The test kit is simple to set up and use.

"Hang it in your basement or lowest level of your home for three to seven days," said Paul Barry, DHD's environmental health specialist. "Make sure you clearly mark the date you start and end. Remove the cardboard, seal the envelope, take it to the post office or UPS, and mail it in."

City officials say results should be available in three to five days. If test results show radon levels at or above 4, it is recommended that you install a radon mitigation system.

"Throughout the state of Michigan we know that one in four homes have tested high for radon," Razo said. "And we know in Detroit that’s relatively similar."

Detroit has a low radon testing rate; DHD hopes that by making test kits available at no cost, it will increase awareness and testing.
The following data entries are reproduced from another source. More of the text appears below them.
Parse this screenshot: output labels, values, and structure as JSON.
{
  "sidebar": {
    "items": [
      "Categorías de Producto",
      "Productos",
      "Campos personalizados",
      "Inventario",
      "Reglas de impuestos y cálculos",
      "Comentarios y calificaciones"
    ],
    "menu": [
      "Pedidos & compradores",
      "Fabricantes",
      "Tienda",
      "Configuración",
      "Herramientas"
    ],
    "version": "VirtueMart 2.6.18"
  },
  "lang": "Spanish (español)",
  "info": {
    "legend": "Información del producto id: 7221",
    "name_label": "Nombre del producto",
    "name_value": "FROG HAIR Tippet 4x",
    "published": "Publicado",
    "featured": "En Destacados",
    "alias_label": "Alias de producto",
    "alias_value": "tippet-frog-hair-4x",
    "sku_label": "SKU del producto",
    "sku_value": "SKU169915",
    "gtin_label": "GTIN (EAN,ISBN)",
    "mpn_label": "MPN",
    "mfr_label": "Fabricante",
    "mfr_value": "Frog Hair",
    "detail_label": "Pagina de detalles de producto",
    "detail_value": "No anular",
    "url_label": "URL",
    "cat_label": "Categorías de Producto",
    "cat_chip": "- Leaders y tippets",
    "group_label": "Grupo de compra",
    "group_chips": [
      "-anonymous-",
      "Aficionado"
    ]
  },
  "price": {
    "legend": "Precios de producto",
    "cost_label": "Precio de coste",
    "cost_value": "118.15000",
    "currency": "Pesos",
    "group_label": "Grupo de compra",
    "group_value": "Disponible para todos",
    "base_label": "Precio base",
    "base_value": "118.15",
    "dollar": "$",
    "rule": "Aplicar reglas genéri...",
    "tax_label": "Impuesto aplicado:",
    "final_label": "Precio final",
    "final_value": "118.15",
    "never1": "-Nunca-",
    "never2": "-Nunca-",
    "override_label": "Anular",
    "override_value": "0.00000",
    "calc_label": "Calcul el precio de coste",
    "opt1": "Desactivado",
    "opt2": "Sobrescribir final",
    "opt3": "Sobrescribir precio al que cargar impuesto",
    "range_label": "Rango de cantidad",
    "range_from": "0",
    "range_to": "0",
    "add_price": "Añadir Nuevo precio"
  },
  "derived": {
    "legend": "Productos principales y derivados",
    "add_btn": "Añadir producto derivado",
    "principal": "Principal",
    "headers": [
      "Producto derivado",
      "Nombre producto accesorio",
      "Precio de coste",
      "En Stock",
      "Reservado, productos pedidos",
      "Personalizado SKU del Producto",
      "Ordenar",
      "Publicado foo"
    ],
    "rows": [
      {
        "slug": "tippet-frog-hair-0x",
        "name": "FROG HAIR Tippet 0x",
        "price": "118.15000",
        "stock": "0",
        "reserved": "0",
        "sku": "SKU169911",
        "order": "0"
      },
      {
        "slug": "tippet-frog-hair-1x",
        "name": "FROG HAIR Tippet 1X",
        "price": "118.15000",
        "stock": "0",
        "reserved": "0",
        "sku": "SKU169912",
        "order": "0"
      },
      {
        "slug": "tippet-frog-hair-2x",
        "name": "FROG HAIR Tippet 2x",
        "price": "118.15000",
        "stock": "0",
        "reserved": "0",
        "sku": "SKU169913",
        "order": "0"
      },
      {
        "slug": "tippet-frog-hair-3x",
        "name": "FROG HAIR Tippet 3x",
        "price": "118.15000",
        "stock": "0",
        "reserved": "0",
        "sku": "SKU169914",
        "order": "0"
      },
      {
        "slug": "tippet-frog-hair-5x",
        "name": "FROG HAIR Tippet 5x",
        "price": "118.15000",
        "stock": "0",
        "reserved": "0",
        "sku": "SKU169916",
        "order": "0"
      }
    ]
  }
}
"We need to do our part to make sure that Detroiters know that radon could be in their home, and they have to protect themselves," Razo added.